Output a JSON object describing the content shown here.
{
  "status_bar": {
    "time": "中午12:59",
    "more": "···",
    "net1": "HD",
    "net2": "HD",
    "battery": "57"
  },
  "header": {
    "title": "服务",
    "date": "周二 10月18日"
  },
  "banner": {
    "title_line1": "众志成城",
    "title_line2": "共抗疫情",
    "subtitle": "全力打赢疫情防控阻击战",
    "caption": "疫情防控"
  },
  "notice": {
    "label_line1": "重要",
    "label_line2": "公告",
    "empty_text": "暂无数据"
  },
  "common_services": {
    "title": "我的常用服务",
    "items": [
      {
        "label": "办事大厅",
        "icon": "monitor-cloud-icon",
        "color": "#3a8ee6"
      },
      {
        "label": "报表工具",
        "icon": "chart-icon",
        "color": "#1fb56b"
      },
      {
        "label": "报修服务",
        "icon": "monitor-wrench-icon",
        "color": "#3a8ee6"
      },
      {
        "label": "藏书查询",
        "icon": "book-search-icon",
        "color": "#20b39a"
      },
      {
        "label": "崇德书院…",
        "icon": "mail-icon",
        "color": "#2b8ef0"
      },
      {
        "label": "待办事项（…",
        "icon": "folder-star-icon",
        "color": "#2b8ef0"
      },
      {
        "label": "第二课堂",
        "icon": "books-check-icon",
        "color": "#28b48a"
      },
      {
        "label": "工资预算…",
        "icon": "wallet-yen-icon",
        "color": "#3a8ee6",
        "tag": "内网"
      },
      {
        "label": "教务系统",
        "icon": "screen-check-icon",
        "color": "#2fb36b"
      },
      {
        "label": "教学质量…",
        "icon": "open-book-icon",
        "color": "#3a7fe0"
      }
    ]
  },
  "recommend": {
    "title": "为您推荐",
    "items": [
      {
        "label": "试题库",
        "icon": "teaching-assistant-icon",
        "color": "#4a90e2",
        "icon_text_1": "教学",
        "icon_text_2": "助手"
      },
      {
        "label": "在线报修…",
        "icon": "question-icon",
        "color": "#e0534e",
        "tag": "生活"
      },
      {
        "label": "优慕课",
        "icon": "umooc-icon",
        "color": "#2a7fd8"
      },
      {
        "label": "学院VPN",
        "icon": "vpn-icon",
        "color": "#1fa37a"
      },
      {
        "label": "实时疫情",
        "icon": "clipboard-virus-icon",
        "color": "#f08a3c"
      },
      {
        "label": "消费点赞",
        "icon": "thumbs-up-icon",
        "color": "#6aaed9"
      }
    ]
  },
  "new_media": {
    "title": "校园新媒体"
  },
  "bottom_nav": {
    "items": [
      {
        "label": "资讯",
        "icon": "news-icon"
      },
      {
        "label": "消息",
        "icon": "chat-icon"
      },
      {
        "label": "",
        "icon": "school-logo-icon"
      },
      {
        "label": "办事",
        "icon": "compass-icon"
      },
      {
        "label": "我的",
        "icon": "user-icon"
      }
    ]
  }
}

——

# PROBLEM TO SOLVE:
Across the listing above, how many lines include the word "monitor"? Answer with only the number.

# ANSWER SECTION:
2